> **WHAT THE EXERCISE ASKS**
Every entry, from first to last, is to be written out exactly.

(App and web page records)
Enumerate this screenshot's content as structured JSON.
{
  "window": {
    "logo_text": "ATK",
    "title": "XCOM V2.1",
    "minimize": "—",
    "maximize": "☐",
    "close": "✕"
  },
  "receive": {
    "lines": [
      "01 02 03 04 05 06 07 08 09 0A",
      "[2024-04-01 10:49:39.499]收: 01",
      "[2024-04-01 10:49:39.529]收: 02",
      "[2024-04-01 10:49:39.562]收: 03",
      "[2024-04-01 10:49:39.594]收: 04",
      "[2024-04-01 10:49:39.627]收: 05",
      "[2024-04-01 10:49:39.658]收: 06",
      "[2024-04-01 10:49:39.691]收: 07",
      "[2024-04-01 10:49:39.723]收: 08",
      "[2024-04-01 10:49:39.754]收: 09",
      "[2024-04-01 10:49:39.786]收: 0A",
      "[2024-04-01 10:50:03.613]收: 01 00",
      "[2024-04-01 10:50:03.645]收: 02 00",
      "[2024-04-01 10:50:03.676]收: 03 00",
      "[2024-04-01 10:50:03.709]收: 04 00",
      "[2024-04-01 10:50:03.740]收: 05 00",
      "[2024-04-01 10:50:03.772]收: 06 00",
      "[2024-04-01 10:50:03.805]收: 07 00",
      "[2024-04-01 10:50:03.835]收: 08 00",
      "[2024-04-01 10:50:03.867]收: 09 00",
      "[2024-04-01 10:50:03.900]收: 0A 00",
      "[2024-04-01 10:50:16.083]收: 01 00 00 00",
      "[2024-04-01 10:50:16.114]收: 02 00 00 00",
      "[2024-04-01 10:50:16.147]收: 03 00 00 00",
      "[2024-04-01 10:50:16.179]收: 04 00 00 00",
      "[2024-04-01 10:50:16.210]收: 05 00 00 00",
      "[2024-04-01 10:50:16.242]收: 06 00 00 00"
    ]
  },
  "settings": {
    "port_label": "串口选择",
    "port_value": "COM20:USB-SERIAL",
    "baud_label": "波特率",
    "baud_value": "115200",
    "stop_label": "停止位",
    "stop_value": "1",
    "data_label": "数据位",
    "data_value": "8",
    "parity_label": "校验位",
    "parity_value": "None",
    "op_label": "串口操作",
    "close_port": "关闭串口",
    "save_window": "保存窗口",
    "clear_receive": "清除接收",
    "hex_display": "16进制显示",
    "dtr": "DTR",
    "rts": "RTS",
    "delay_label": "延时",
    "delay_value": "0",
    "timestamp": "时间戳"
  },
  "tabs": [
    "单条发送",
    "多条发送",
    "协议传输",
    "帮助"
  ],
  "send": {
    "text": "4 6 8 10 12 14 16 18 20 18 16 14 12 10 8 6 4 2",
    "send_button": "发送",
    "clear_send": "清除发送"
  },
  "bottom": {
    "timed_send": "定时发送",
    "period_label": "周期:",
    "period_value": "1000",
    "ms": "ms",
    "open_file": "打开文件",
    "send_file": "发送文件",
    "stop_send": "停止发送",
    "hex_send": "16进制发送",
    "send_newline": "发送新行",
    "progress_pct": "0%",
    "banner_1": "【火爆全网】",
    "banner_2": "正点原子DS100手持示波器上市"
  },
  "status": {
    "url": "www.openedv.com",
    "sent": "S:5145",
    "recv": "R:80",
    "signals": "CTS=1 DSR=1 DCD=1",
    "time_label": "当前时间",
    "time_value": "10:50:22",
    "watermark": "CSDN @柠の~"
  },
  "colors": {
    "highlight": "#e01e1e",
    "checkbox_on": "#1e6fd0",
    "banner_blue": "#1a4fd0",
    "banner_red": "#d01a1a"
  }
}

> **EXERCISE RESPONSE**
Enumerate this screenshot's content as structured JSON.
{
  "window": {
    "logo_text": "ATK",
    "title": "XCOM V2.1",
    "minimize": "—",
    "maximize": "☐",
    "close": "✕"
  },
  "receive": {
    "lines": [
      "01 02 03 04 05 06 07 08 09 0A",
      "[2024-04-01 10:49:39.499]收: 01",
      "[2024-04-01 10:49:39.529]收: 02",
      "[2024-04-01 10:49:39.562]收: 03",
      "[2024-04-01 10:49:39.594]收: 04",
      "[2024-04-01 10:49:39.627]收: 05",
      "[2024-04-01 10:49:39.658]收: 06",
      "[2024-04-01 10:49:39.691]收: 07",
      "[2024-04-01 10:49:39.723]收: 08",
      "[2024-04-01 10:49:39.754]收: 09",
      "[2024-04-01 10:49:39.786]收: 0A",
      "[2024-04-01 10:50:03.613]收: 01 00",
      "[2024-04-01 10:50:03.645]收: 02 00",
      "[2024-04-01 10:50:03.676]收: 03 00",
      "[2024-04-01 10:50:03.709]收: 04 00",
      "[2024-04-01 10:50:03.740]收: 05 00",
      "[2024-04-01 10:50:03.772]收: 06 00",
      "[2024-04-01 10:50:03.805]收: 07 00",
      "[2024-04-01 10:50:03.835]收: 08 00",
      "[2024-04-01 10:50:03.867]收: 09 00",
      "[2024-04-01 10:50:03.900]收: 0A 00",
      "[2024-04-01 10:50:16.083]收: 01 00 00 00",
      "[2024-04-01 10:50:16.114]收: 02 00 00 00",
      "[2024-04-01 10:50:16.147]收: 03 00 00 00",
      "[2024-04-01 10:50:16.179]收: 04 00 00 00",
      "[2024-04-01 10:50:16.210]收: 05 00 00 00",
      "[2024-04-01 10:50:16.242]收: 06 00 00 00"
    ]
  },
  "settings": {
    "port_label": "串口选择",
    "port_value": "COM20:USB-SERIAL",
    "baud_label": "波特率",
    "baud_value": "115200",
    "stop_label": "停止位",
    "stop_value": "1",
    "data_label": "数据位",
    "data_value": "8",
    "parity_label": "校验位",
    "parity_value": "None",
    "op_label": "串口操作",
    "close_port": "关闭串口",
    "save_window": "保存窗口",
    "clear_receive": "清除接收",
    "hex_display": "16进制显示",
    "dtr": "DTR",
    "rts": "RTS",
    "delay_label": "延时",
    "delay_value": "0",
    "timestamp": "时间戳"
  },
  "tabs": [
    "单条发送",
    "多条发送",
    "协议传输",
    "帮助"
  ],
  "send": {
    "text": "4 6 8 10 12 14 16 18 20 18 16 14 12 10 8 6 4 2",
    "send_button": "发送",
    "clear_send": "清除发送"
  },
  "bottom": {
    "timed_send": "定时发送",
    "period_label": "周期:",
    "period_value": "1000",
    "ms": "ms",
    "open_file": "打开文件",
    "send_file": "发送文件",
    "stop_send": "停止发送",
    "hex_send": "16进制发送",
    "send_newline": "发送新行",
    "progress_pct": "0%",
    "banner_1": "【火爆全网】",
    "banner_2": "正点原子DS100手持示波器上市"
  },
  "status": {
    "url": "www.openedv.com",
    "sent": "S:5145",
    "recv": "R:80",
    "signals": "CTS=1 DSR=1 DCD=1",
    "time_label": "当前时间",
    "time_value": "10:50:22",
    "watermark": "CSDN @柠の~"
  },
  "colors": {
    "highlight": "#e01e1e",
    "checkbox_on": "#1e6fd0",
    "banner_blue": "#1a4fd0",
    "banner_red": "#d01a1a"
  }
}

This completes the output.